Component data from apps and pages
>>

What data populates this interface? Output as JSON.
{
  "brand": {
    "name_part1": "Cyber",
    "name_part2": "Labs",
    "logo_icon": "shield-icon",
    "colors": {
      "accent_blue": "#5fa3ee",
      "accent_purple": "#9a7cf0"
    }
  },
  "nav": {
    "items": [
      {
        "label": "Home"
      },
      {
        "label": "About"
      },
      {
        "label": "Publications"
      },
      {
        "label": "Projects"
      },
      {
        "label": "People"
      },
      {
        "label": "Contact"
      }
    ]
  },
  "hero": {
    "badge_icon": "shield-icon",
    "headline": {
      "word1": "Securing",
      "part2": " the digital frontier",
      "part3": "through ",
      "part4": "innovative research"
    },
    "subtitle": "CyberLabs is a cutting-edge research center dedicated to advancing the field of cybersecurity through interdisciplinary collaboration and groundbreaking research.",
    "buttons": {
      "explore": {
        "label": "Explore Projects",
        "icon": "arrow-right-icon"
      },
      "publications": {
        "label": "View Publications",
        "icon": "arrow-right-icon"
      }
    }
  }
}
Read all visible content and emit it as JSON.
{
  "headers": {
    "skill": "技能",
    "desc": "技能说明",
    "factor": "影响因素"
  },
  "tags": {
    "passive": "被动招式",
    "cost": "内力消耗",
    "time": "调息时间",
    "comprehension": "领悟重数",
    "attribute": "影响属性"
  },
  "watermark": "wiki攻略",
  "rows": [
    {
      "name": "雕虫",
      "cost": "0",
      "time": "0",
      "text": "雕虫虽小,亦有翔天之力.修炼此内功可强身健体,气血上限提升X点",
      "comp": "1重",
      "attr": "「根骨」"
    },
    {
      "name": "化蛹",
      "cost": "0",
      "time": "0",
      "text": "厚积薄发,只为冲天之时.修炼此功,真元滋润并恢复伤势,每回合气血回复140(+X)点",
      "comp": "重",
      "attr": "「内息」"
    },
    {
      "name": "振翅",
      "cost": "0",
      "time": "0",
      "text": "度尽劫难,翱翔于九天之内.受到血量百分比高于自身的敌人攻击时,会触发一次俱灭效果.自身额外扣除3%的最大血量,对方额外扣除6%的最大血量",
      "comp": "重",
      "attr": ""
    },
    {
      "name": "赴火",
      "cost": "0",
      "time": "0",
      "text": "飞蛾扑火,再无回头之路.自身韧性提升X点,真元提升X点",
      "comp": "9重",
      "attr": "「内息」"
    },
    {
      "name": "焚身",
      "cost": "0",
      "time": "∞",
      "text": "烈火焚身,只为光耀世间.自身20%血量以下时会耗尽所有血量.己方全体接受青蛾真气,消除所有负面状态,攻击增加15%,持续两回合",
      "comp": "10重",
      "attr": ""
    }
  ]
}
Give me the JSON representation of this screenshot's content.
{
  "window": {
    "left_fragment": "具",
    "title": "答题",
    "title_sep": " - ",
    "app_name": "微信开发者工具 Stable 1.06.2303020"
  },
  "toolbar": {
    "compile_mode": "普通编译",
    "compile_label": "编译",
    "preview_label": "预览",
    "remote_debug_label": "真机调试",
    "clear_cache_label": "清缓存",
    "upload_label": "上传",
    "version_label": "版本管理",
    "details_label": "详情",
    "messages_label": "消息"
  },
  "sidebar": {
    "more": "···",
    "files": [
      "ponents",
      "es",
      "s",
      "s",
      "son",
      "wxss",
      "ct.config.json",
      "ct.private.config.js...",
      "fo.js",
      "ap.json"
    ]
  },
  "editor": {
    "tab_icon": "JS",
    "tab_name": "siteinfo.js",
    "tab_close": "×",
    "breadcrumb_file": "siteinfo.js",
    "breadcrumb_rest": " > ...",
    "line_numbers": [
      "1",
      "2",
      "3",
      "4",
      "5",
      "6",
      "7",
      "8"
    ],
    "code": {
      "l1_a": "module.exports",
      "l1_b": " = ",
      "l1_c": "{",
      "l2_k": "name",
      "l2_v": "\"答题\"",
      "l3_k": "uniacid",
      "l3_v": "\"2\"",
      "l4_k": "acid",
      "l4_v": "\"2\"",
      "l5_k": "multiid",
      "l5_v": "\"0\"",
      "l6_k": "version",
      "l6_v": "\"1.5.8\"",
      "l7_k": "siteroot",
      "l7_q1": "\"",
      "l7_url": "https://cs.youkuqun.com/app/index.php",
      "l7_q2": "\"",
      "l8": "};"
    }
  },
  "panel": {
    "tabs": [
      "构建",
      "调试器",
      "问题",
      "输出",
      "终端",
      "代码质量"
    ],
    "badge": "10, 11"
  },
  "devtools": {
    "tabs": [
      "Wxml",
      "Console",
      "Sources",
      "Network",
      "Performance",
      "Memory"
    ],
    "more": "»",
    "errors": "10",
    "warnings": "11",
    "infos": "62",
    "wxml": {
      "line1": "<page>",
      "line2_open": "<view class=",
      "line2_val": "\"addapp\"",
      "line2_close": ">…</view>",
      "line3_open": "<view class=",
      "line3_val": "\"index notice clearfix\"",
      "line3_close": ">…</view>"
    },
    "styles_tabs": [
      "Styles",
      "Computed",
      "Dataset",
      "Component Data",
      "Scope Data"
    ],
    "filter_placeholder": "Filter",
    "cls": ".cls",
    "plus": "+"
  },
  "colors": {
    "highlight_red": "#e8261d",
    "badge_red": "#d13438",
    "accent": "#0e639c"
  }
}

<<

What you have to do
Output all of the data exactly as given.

Result
What data populates this interface? Output as JSON.
{
  "brand": {
    "name_part1": "Cyber",
    "name_part2": "Labs",
    "logo_icon": "shield-icon",
    "colors": {
      "accent_blue": "#5fa3ee",
      "accent_purple": "#9a7cf0"
    }
  },
  "nav": {
    "items": [
      {
        "label": "Home"
      },
      {
        "label": "About"
      },
      {
        "label": "Publications"
      },
      {
        "label": "Projects"
      },
      {
        "label": "People"
      },
      {
        "label": "Contact"
      }
    ]
  },
  "hero": {
    "badge_icon": "shield-icon",
    "headline": {
      "word1": "Securing",
      "part2": " the digital frontier",
      "part3": "through ",
      "part4": "innovative research"
    },
    "subtitle": "CyberLabs is a cutting-edge research center dedicated to advancing the field of cybersecurity through interdisciplinary collaboration and groundbreaking research.",
    "buttons": {
      "explore": {
        "label": "Explore Projects",
        "icon": "arrow-right-icon"
      },
      "publications": {
        "label": "View Publications",
        "icon": "arrow-right-icon"
      }
    }
  }
}
Read all visible content and emit it as JSON.
{
  "headers": {
    "skill": "技能",
    "desc": "技能说明",
    "factor": "影响因素"
  },
  "tags": {
    "passive": "被动招式",
    "cost": "内力消耗",
    "time": "调息时间",
    "comprehension": "领悟重数",
    "attribute": "影响属性"
  },
  "watermark": "wiki攻略",
  "rows": [
    {
      "name": "雕虫",
      "cost": "0",
      "time": "0",
      "text": "雕虫虽小,亦有翔天之力.修炼此内功可强身健体,气血上限提升X点",
      "comp": "1重",
      "attr": "「根骨」"
    },
    {
      "name": "化蛹",
      "cost": "0",
      "time": "0",
      "text": "厚积薄发,只为冲天之时.修炼此功,真元滋润并恢复伤势,每回合气血回复140(+X)点",
      "comp": "重",
      "attr": "「内息」"
    },
    {
      "name": "振翅",
      "cost": "0",
      "time": "0",
      "text": "度尽劫难,翱翔于九天之内.受到血量百分比高于自身的敌人攻击时,会触发一次俱灭效果.自身额外扣除3%的最大血量,对方额外扣除6%的最大血量",
      "comp": "重",
      "attr": ""
    },
    {
      "name": "赴火",
      "cost": "0",
      "time": "0",
      "text": "飞蛾扑火,再无回头之路.自身韧性提升X点,真元提升X点",
      "comp": "9重",
      "attr": "「内息」"
    },
    {
      "name": "焚身",
      "cost": "0",
      "time": "∞",
      "text": "烈火焚身,只为光耀世间.自身20%血量以下时会耗尽所有血量.己方全体接受青蛾真气,消除所有负面状态,攻击增加15%,持续两回合",
      "comp": "10重",
      "attr": ""
    }
  ]
}
Give me the JSON representation of this screenshot's content.
{
  "window": {
    "left_fragment": "具",
    "title": "答题",
    "title_sep": " - ",
    "app_name": "微信开发者工具 Stable 1.06.2303020"
  },
  "toolbar": {
    "compile_mode": "普通编译",
    "compile_label": "编译",
    "preview_label": "预览",
    "remote_debug_label": "真机调试",
    "clear_cache_label": "清缓存",
    "upload_label": "上传",
    "version_label": "版本管理",
    "details_label": "详情",
    "messages_label": "消息"
  },
  "sidebar": {
    "more": "···",
    "files": [
      "ponents",
      "es",
      "s",
      "s",
      "son",
      "wxss",
      "ct.config.json",
      "ct.private.config.js...",
      "fo.js",
      "ap.json"
    ]
  },
  "editor": {
    "tab_icon": "JS",
    "tab_name": "siteinfo.js",
    "tab_close": "×",
    "breadcrumb_file": "siteinfo.js",
    "breadcrumb_rest": " > ...",
    "line_numbers": [
      "1",
      "2",
      "3",
      "4",
      "5",
      "6",
      "7",
      "8"
    ],
    "code": {
      "l1_a": "module.exports",
      "l1_b": " = ",
      "l1_c": "{",
      "l2_k": "name",
      "l2_v": "\"答题\"",
      "l3_k": "uniacid",
      "l3_v": "\"2\"",
      "l4_k": "acid",
      "l4_v": "\"2\"",
      "l5_k": "multiid",
      "l5_v": "\"0\"",
      "l6_k": "version",
      "l6_v": "\"1.5.8\"",
      "l7_k": "siteroot",
      "l7_q1": "\"",
      "l7_url": "https://cs.youkuqun.com/app/index.php",
      "l7_q2": "\"",
      "l8": "};"
    }
  },
  "panel": {
    "tabs": [
      "构建",
      "调试器",
      "问题",
      "输出",
      "终端",
      "代码质量"
    ],
    "badge": "10, 11"
  },
  "devtools": {
    "tabs": [
      "Wxml",
      "Console",
      "Sources",
      "Network",
      "Performance",
      "Memory"
    ],
    "more": "»",
    "errors": "10",
    "warnings": "11",
    "infos": "62",
    "wxml": {
      "line1": "<page>",
      "line2_open": "<view class=",
      "line2_val": "\"addapp\"",
      "line2_close": ">…</view>",
      "line3_open": "<view class=",
      "line3_val": "\"index notice clearfix\"",
      "line3_close": ">…</view>"
    },
    "styles_tabs": [
      "Styles",
      "Computed",
      "Dataset",
      "Component Data",
      "Scope Data"
    ],
    "filter_placeholder": "Filter",
    "cls": ".cls",
    "plus": "+"
  },
  "colors": {
    "highlight_red": "#e8261d",
    "badge_red": "#d13438",
    "accent": "#0e639c"
  }
}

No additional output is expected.